Input records:

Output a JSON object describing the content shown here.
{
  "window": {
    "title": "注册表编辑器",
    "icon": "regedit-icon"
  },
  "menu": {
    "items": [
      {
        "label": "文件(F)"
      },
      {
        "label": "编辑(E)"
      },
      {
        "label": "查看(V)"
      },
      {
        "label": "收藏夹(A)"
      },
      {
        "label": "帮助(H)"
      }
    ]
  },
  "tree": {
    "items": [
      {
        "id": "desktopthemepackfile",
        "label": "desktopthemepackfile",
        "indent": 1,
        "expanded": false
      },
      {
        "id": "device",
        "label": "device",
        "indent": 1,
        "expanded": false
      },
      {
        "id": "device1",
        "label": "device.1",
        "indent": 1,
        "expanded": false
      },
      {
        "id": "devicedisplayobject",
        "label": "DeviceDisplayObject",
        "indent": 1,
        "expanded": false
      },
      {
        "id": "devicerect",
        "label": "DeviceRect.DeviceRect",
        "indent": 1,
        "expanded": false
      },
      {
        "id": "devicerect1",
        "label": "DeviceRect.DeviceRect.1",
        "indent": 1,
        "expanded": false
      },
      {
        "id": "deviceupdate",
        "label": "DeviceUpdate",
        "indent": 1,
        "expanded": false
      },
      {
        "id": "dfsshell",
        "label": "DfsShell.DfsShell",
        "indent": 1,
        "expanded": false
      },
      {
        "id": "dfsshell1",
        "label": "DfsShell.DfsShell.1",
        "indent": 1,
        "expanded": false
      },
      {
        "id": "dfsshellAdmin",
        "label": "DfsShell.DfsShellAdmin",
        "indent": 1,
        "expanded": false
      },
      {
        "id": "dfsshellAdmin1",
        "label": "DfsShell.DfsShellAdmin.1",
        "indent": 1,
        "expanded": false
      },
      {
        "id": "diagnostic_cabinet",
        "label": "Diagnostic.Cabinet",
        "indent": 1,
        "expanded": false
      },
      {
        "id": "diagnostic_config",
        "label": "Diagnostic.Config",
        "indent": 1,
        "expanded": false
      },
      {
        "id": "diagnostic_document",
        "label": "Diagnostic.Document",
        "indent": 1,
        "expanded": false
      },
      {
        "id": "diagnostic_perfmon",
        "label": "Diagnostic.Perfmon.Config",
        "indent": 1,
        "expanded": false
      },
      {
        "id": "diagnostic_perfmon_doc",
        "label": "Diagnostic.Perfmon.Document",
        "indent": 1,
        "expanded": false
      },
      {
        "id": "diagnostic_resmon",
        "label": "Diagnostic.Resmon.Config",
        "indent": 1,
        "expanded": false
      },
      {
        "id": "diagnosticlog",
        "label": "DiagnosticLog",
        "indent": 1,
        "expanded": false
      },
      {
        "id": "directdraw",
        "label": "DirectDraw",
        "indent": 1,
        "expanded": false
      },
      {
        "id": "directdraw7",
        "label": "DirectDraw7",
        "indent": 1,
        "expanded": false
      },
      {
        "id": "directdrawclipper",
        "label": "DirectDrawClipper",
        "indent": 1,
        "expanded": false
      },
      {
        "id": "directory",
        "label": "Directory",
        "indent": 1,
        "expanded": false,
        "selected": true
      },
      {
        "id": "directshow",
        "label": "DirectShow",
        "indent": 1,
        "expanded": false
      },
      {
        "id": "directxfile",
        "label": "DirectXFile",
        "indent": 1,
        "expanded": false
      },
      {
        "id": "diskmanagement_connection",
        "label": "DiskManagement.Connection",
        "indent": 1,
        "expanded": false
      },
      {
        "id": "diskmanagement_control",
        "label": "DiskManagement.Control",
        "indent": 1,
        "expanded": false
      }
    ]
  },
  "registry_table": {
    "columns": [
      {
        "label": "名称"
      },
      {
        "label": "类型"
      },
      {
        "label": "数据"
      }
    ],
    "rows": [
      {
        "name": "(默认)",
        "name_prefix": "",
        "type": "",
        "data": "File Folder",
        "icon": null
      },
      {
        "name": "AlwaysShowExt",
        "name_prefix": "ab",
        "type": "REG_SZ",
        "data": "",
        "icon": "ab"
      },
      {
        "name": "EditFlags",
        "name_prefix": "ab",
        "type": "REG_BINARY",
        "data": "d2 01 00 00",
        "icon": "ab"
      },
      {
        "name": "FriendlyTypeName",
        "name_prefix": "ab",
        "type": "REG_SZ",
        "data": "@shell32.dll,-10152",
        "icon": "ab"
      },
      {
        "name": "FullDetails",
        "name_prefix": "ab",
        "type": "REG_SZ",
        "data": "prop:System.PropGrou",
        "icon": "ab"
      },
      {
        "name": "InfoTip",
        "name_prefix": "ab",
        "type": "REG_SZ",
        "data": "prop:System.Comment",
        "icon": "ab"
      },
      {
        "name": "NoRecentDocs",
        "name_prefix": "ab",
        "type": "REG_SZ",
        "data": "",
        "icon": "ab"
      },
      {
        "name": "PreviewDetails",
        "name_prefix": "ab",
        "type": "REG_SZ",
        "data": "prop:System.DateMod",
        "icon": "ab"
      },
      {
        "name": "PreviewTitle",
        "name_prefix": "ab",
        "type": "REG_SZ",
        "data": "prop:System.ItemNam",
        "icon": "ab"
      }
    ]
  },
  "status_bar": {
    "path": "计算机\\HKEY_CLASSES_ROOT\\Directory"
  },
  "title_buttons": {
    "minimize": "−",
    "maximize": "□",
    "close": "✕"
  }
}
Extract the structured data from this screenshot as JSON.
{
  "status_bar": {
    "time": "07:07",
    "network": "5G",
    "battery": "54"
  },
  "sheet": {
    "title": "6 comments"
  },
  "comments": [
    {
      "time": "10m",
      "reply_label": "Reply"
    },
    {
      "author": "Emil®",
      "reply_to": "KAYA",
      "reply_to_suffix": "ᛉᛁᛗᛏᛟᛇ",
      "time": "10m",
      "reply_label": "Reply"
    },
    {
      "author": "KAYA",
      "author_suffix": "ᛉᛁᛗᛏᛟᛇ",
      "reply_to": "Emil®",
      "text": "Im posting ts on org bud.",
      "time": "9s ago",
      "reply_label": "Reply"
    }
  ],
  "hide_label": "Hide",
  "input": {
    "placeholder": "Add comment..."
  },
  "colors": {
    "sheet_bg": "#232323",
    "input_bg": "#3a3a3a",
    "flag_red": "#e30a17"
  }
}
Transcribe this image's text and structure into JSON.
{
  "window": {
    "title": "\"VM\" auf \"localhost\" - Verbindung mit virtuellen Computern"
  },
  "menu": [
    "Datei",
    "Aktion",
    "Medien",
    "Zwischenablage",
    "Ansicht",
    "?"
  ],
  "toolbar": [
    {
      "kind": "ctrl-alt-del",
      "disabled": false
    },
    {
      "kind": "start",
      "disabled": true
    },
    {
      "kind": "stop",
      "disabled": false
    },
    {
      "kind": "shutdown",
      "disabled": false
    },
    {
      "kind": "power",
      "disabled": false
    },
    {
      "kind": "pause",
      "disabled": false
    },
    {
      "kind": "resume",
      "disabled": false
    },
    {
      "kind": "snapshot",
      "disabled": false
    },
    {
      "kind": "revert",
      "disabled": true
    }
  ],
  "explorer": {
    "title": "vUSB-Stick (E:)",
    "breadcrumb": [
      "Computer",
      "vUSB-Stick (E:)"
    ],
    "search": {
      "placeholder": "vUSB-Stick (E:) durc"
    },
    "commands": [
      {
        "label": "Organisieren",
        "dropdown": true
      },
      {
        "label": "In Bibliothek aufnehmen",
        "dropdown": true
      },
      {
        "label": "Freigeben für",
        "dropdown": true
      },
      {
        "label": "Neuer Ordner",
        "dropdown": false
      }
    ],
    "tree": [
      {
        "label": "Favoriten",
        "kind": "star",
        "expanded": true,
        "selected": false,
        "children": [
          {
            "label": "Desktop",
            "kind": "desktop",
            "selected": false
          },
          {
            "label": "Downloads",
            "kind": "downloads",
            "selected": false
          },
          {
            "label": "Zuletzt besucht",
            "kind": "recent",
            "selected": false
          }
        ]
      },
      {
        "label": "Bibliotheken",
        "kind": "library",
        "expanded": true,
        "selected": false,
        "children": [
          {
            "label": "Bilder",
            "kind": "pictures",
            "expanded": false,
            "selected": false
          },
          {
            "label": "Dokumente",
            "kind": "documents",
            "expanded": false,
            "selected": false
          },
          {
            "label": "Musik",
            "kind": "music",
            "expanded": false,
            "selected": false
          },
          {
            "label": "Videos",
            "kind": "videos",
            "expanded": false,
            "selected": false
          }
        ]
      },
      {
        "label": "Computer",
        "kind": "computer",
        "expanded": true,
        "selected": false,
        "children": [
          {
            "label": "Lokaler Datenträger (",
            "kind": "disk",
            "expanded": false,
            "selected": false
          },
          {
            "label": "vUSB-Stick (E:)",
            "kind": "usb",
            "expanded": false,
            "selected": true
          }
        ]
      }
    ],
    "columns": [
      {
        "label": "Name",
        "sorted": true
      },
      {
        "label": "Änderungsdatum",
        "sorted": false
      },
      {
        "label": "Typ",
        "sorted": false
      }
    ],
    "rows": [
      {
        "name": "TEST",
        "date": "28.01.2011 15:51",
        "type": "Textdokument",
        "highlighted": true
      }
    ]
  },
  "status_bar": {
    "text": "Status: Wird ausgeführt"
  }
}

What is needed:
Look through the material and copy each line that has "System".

Your solution:
        "data": "prop:System.PropGrou",
        "data": "prop:System.Comment",
        "data": "prop:System.DateMod",
        "data": "prop:System.ItemNam",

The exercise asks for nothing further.